“I know life is fragile”

Name: Micaela Hamrin
Age: 29.
Lives: Åkersberga.
Occupation: Works as a communications officer at Mer Organdonation, MOD.
Story: Received a kidney from her grandmother.                                                                              

Micaela Hamrin. Photo: Alexander Donka
Micaela Hamrin. Photo: Alexander Donka

“I suddenly became ill in the spring during which I turned 18, at the end of my second year at upper-secondary school. Over the course of a few days, I was showing tons of strange symptoms. My body ached, I was unable to move my feet and hands normally, I felt sick and was fatigued and weak. After a few days, I was running a fever. The doctors were ultimately able to conclude that I had an acute liver disease, but no one knew which one. I now know the name of my disease, mesangiocapillary glomerulonephritis.

I quickly lost my kidney functions. The doctors tried different treatments, but nothing helped, they almost seemed shocked at how quickly my state was deteriorating. When I graduated, my kidney functions were below ten per cent. In July, I started dialysis, three times a week. Every session took long, as I was vomiting so much, I fainted and had drops in blood pressure.

Early on, my grandmother, who worked at the intensive care ward in Huddinge, said that she wanted to give me her kidney. She was very crass; she said that I would probably need several kidneys throughout my life and she wanted an opportunity to donate one during her lifetime. Ten months later, the transplant took place.

I only have foggy memories from this time, but I do remember how much healthier I felt as soon as the pain from the surgery had subsided. I got the energy to start studying, so now I am a trained upper-secondary school teacher. In addition to my studies, I was able to work at MOD, Mer Organdonation. I work there full-time now. I have invested myself in the donation issue and will not stop pushing it until I see some changes. The most important thing is getting clearer legislation. As it currently stands, it creates uncertainty for the profession, which means that at the moment, all those who want to become donors after their death cannot do so.

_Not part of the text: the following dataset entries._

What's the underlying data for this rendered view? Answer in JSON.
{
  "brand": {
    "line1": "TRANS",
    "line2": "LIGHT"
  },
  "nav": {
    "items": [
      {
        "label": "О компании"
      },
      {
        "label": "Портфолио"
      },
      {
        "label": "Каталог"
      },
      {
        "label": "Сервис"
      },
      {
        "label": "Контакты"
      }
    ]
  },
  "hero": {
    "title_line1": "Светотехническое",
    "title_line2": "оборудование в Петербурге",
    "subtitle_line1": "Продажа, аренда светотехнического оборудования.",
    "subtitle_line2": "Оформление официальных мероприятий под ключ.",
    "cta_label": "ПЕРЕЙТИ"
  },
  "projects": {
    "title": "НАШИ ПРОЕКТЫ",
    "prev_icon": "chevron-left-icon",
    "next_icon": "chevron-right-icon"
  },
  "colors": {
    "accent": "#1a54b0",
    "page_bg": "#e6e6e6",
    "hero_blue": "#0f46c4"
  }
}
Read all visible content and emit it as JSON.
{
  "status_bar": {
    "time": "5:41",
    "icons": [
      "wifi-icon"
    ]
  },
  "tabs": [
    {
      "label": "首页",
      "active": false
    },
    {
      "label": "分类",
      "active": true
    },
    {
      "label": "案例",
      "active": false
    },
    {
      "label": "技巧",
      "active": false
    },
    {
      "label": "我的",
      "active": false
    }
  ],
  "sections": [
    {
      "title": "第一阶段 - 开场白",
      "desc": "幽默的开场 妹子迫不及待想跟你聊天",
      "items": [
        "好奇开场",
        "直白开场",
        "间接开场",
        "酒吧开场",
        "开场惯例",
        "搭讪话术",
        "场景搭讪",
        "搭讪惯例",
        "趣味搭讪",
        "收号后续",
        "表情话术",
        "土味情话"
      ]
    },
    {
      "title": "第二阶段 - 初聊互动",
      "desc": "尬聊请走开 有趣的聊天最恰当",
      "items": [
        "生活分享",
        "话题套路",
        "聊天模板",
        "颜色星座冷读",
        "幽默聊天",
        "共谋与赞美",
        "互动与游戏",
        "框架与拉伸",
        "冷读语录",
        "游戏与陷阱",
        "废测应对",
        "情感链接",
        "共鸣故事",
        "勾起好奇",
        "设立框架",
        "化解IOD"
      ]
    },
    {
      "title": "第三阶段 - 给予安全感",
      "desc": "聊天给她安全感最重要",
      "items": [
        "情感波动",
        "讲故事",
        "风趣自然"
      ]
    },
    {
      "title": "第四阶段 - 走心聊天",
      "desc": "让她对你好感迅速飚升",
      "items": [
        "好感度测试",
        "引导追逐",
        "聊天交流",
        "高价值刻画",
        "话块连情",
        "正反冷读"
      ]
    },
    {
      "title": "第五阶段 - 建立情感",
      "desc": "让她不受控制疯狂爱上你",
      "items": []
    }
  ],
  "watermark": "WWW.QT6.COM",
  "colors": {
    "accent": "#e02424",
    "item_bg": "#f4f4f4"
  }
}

My illness has given me an extra incentive to try and get things done. I know life is fragile, that you should take the opportunity to do what you want to do while you still have the energy and the strength.”

As told to: Annika Lund
First published in Swedish in the magazine Medicinsk Vetenskap no. 2/2020